Furthermore, because you are using your code on an API level as you write it: you pay more attention to how your code reads.

This leads to creating more fluent APIs: You tend to get better at breaking down the function of your methods as well as which arguments they should take and what they should return - because these things make your functions easier to test.

This is also a subtle reason why it is often difficult to write your tests after you've written you code.

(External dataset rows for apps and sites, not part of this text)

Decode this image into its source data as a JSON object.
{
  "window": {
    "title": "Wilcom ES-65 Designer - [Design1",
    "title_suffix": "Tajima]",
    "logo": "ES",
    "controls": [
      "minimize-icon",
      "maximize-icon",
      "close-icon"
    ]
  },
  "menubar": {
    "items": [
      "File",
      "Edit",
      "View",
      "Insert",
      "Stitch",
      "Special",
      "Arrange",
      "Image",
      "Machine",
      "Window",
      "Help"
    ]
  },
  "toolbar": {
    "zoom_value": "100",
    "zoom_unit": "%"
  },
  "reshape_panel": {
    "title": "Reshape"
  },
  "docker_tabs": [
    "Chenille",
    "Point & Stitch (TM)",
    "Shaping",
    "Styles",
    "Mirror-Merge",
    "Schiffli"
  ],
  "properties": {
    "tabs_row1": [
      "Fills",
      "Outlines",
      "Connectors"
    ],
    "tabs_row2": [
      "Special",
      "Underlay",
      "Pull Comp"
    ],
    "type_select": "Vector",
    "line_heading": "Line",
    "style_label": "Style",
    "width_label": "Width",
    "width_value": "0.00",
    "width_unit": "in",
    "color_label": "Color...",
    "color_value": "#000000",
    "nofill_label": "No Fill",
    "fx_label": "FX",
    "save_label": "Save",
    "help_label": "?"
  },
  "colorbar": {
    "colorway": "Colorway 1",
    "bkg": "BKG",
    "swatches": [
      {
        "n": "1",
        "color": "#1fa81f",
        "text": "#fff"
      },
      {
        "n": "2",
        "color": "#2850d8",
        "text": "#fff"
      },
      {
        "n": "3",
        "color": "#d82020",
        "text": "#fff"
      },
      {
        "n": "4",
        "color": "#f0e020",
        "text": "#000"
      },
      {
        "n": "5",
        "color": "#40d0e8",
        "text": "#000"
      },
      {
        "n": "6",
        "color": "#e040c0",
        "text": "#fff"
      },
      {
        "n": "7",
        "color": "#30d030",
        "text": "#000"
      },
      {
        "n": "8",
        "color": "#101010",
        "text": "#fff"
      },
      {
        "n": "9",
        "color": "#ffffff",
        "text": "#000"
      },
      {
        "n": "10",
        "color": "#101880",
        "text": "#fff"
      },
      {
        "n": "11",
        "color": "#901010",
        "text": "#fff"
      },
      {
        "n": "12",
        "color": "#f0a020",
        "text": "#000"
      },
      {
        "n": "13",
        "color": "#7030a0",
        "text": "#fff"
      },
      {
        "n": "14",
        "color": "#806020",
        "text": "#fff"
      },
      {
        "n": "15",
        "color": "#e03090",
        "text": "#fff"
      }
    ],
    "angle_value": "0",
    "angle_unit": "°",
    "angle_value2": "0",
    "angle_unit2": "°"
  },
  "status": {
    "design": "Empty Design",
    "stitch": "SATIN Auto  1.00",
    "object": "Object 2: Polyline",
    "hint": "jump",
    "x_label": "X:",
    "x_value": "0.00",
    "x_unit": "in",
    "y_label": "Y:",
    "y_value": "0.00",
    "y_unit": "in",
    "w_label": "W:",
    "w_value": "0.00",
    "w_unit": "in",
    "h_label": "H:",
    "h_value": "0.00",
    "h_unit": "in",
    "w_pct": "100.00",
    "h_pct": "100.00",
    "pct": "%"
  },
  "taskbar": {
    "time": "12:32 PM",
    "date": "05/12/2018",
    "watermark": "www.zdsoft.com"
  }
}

For example, it's not uncommon to find the above example written something like this:

class LoginPage:

  def do_login(request):
    if &&
        user = User.objects.get(username)
        if User.objects.get(username, password)
          return 200, success
          return 401, incorrect password
      except User.DoesNotExist:
        return 401, user does not exist
    else: return 500, invalid inputs

This isn’t great design, but it’s something I notice almost everytime I look at code that was not written at the same time as the tests.

You see, it's easy to test code like this manually - because you have no precision when you test manually: you really are just using a big hammer and running all the code to test the piece that you want to validate.

If written with a TDDesque approach, this code would probably look a little more like this:

class LoginPage

  def do_login(request):
    is_valid = self.validate_login(request)
    if not is_valid():
      return return 500, invalid inputs
    login_service = LoginService(username, password)
    user_exists = login_service.user_exists()
    if not user_exists:
      return 401, invalid user
    valid_user = login_service.is_valid_password()
    if valid_user:
      return 200, success
      return 401, invalid password

I find this pattern seems to become natural when writing using TDD. Your high level code is simply responsible of delegating the work based on the input. The work is then done by spcecialist classes. This is easy to test because the classes can easily be tested in isolation, and the delegation logic in your top level class (you main or your controller) is easily tested with mock objects.

When writing code at the same time as tests, you're likely to do the following:

  • Break code into smaller bits.
  • Delegate to Services / Helpers / whatever you want to call them because:
    • Methods on helpers are typically easy to test
    • Helpers can easily be mocked so that you can test the various branches of your main/controller code.

In my opinion, these leads to writing code that is easier to understand and more reusable

Why do people not write unit tests

The vast majority of people who do not write unit tests, "do so because there is not enough time".

Barrier to entry:

There is - in many languages - quite a barrier to entry in getting started with unit testing.

Typically it involves learning a unit-testing framework that couples with your language/framework of choice. This is often compounded by the fact that often you're learning the framework itself at the same time. During this period unit testing is certainly not a time-efficient chore. However, if you push past this learning curve there are great advantages to be had. Unfortunately, many people do not.

Writing tests after you write the code

Another thing which I think greatly hurts the adoption of writing tests is when people write the tests at the end of their coding cycle. Essentially what they're doing is: write code -> manually check that it works -> write tests to automatically check that it works. In this scenario you are duplicating work. If you write your tests after you have written your code you experience none of the speed-up that you will get from writing your tests as you code in order to test the code you're writing. In addition, as I mention above, oftentimes when not writing tests at the same time as code, you write code that is hard to test (and thus it takes longer to write the test code).


The most common reason people give for not writing tests is that there is not enough time. I do not agree with this argument. Though I agree that there is an initial barrier, and that the TDD approach does require the adoption of a different mindset. I believe that if you write your tests as you write you code, you will be able to write better code faster (or at least at the same speed!)